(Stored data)
--------

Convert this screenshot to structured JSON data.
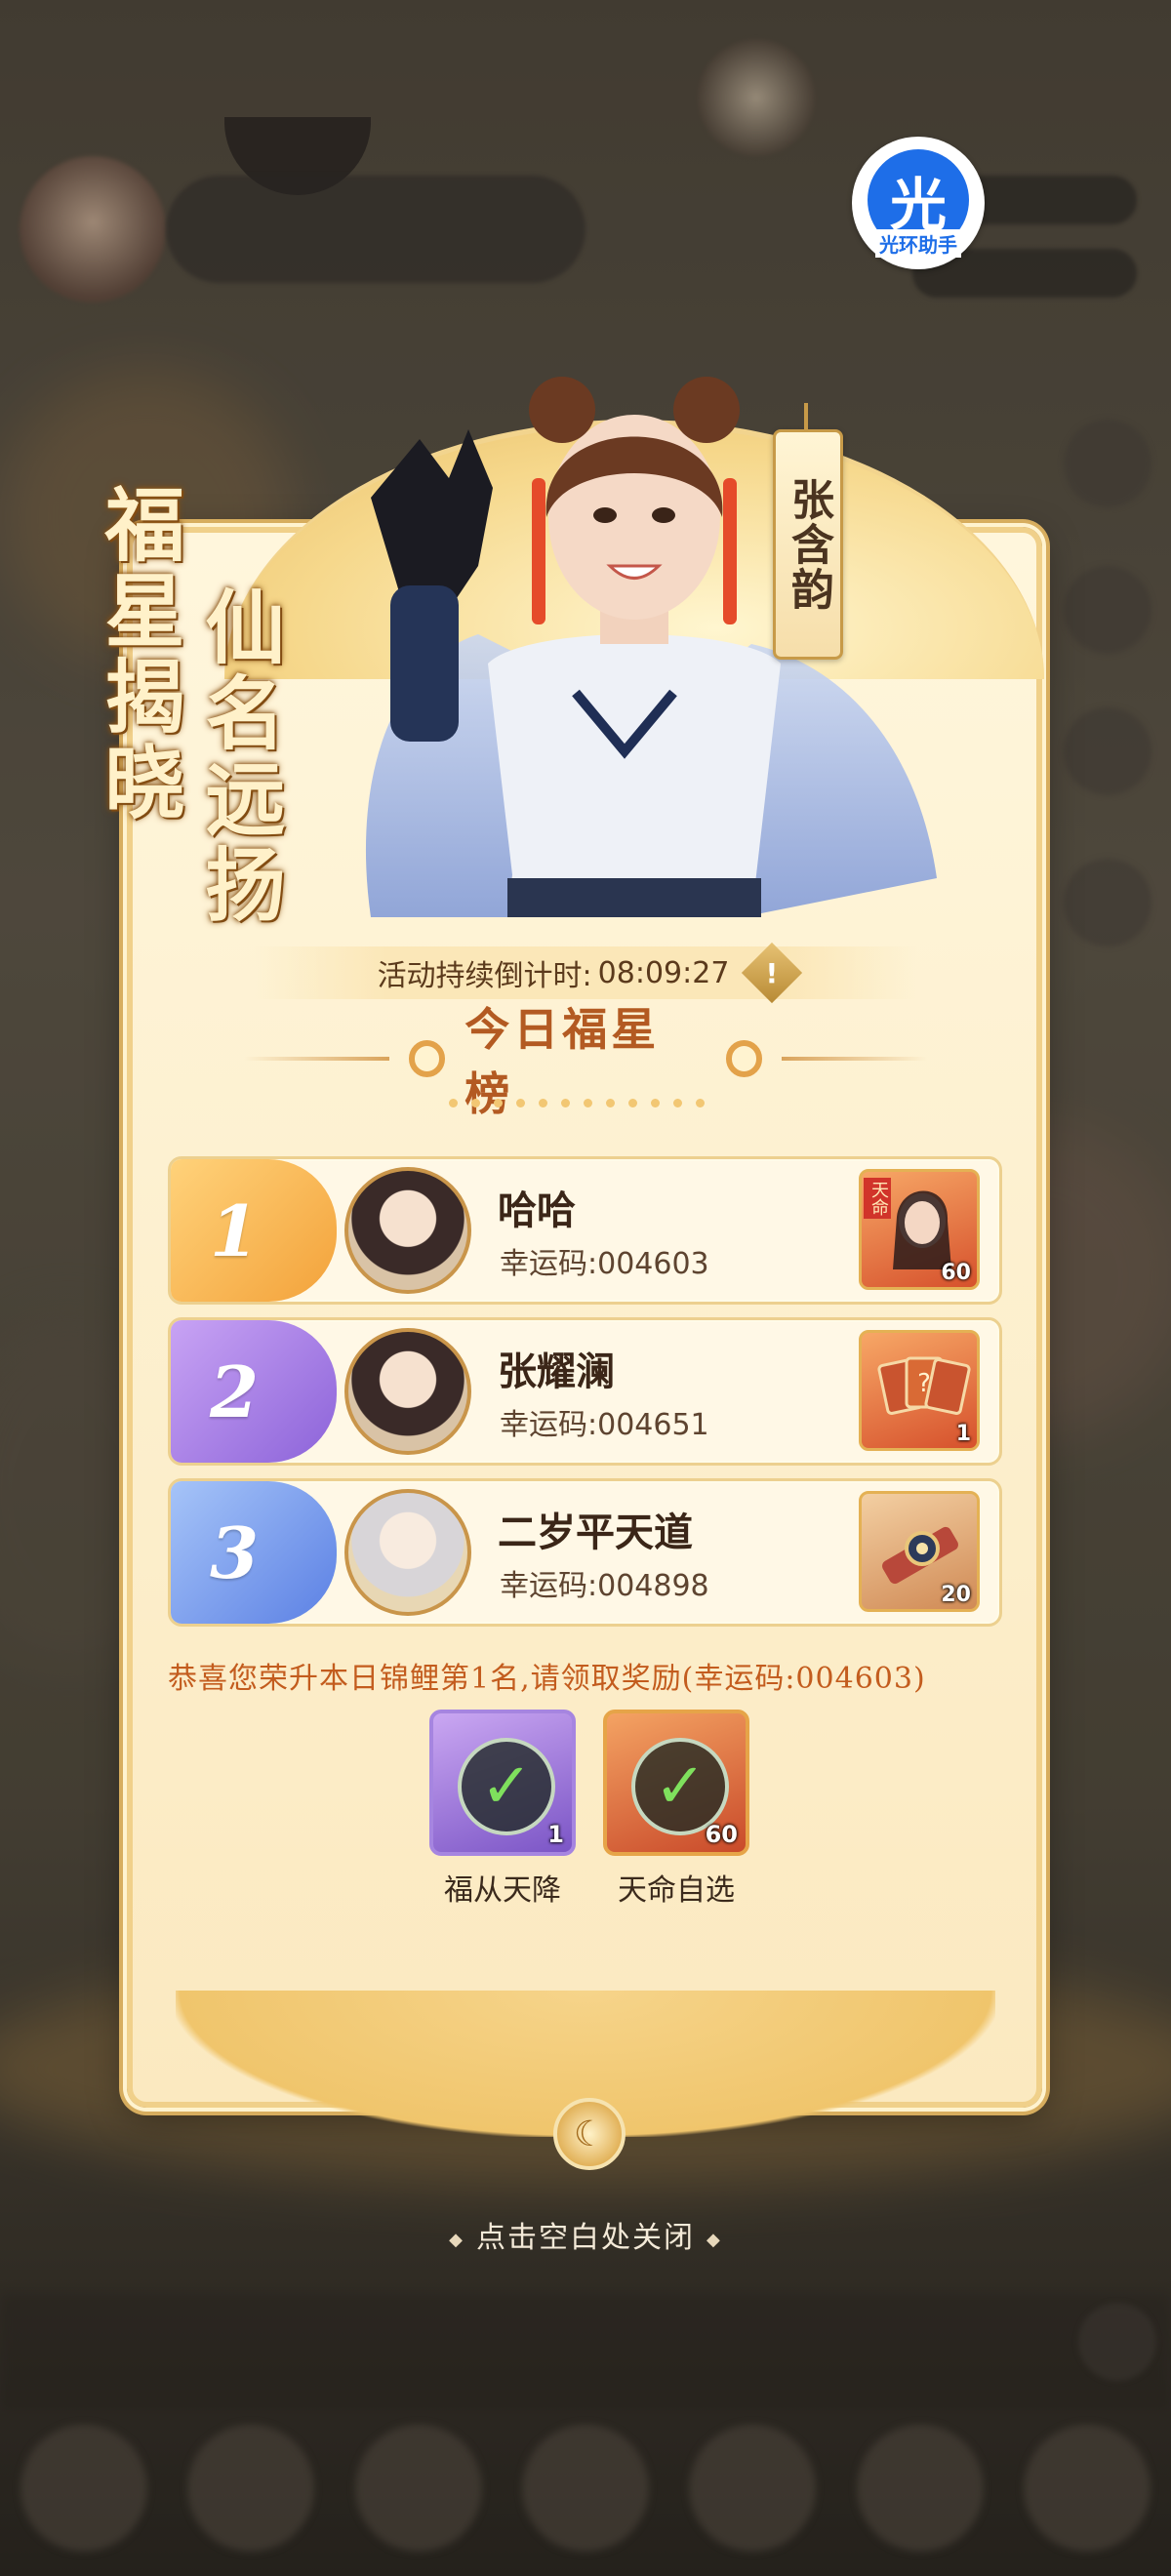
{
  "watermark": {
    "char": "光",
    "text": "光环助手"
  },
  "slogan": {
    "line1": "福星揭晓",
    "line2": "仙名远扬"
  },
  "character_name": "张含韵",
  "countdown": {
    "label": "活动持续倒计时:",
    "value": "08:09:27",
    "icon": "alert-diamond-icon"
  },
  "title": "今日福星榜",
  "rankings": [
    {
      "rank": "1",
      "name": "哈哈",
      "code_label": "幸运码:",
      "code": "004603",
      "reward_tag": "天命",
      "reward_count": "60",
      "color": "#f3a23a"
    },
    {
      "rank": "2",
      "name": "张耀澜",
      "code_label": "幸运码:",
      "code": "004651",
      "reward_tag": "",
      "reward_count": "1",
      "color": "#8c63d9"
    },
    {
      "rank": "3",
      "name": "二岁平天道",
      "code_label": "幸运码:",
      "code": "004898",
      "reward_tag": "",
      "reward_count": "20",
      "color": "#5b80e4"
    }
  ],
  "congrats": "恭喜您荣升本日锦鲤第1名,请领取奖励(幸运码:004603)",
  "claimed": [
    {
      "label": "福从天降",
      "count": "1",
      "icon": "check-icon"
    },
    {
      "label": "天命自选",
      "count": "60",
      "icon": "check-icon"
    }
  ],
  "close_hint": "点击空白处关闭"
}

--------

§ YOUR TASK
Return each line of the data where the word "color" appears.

§ OUTPUT OF THE EXERCISE
      "color": "#f3a23a"
      "color": "#8c63d9"
      "color": "#5b80e4"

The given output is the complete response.